Instead of situational comedy, this is situational horror, which turns humor into anguish: The characeters are imprisoned in the surface mimicry of actually-lived in locations where their every action is determined by the laugh track. The viewers get caught into this prison as well. Mathjis van Boxsell writes in Encyclopedia of Stupidity (2003), that people watching comedy with laugh tracks believe they have laughed more than they actually did. And what could be more horrifying than someone trapped in a room, sitting on a couch and watching someone else, also incapable of escaping their confines, maybe sitting on a couch as well, perhaps even watching tv themselves, with mechanical laughter making sure that everyone seems to be enjoying themselves? What if you were not just watching, but playing it instead, in a comedy where you were the punchline.
The situational horror is comparable to the one found in the zombie game Resident Evil (Capcom 1996; 2002), whose title indicates that the frightening resides in the residence itself. You are placed in a haunted house from which the only escape is to continue playing, to take up residence in the haunted mansion. But as the players try to find their way out they become more and more trapped in the game, for hours and hours, up to decades. The players play and replay, buy and rebuy, from release to remaster to remake. In waking nightmares the players repeatedly find their home to be the haunted mansion, where they again and again are bitten by zombies, turning themselves into the great masses playing. But Kramer's Field is infinitely more gruesome than the classic zombie horror of Resident Evil or From Software's own Lovecraftian Bloodborne. This is because Kramer's Field shows what Ian Bogost terms Alien Phenomenology, or What It's Like to Be a Thing (2012), which is the way that objects experience us. Kramer's Field shows that neither Jerry's or your air-condition ever really belongs to you or to anyone. It shows that objects could always be something apart from what they seem. Jean-Paul Sartre describes the intimate ties between horror and houses:
"To preserve its reality as a dwelling a house must be inhabited, that is to say, looked after, heated, swept, repainted, etc.; otherwise it deteriorates. This vampire object constantly absorbs human action, lives on blood taken from man and finally lives in symbiosis with him. It derives all its physical properties, including temperature, from human action. For its inhabitants there is no difference between the passive activity which might be called ‘residence’ and the pure re-constituting praxis which protects the house against the Universe" (Sartre 1976, Critique of Dialectical Reason)
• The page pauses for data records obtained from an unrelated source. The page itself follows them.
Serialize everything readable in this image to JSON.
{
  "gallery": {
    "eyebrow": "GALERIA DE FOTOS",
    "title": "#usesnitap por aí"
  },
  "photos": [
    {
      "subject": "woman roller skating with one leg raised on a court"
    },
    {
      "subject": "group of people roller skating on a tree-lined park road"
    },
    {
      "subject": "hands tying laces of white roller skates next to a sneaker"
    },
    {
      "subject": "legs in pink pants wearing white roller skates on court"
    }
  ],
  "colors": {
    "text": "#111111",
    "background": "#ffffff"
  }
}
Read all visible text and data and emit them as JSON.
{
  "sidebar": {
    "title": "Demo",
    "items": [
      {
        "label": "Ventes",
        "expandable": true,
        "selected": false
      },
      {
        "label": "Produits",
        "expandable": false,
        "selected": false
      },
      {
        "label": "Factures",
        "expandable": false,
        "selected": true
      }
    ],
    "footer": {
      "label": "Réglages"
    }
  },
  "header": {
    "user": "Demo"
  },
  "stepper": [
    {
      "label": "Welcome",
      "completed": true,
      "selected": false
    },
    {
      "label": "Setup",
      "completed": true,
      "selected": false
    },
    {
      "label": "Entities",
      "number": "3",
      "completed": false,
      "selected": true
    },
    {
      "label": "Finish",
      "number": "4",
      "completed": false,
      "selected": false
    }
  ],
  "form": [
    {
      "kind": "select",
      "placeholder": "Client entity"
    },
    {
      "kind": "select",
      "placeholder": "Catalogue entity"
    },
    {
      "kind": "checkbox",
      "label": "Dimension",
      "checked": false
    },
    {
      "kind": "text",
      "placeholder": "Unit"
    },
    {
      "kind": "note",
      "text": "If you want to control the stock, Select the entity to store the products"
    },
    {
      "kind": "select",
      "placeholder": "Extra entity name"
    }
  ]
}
Kramer's Field shows the situational horror of dwelling with videogames, which derives their physical properties from human actions, requiring our willingness to keep playing for their continued existence. There is no way that Kramer's Field could be announced at this year's E3. The game is just too horrifying.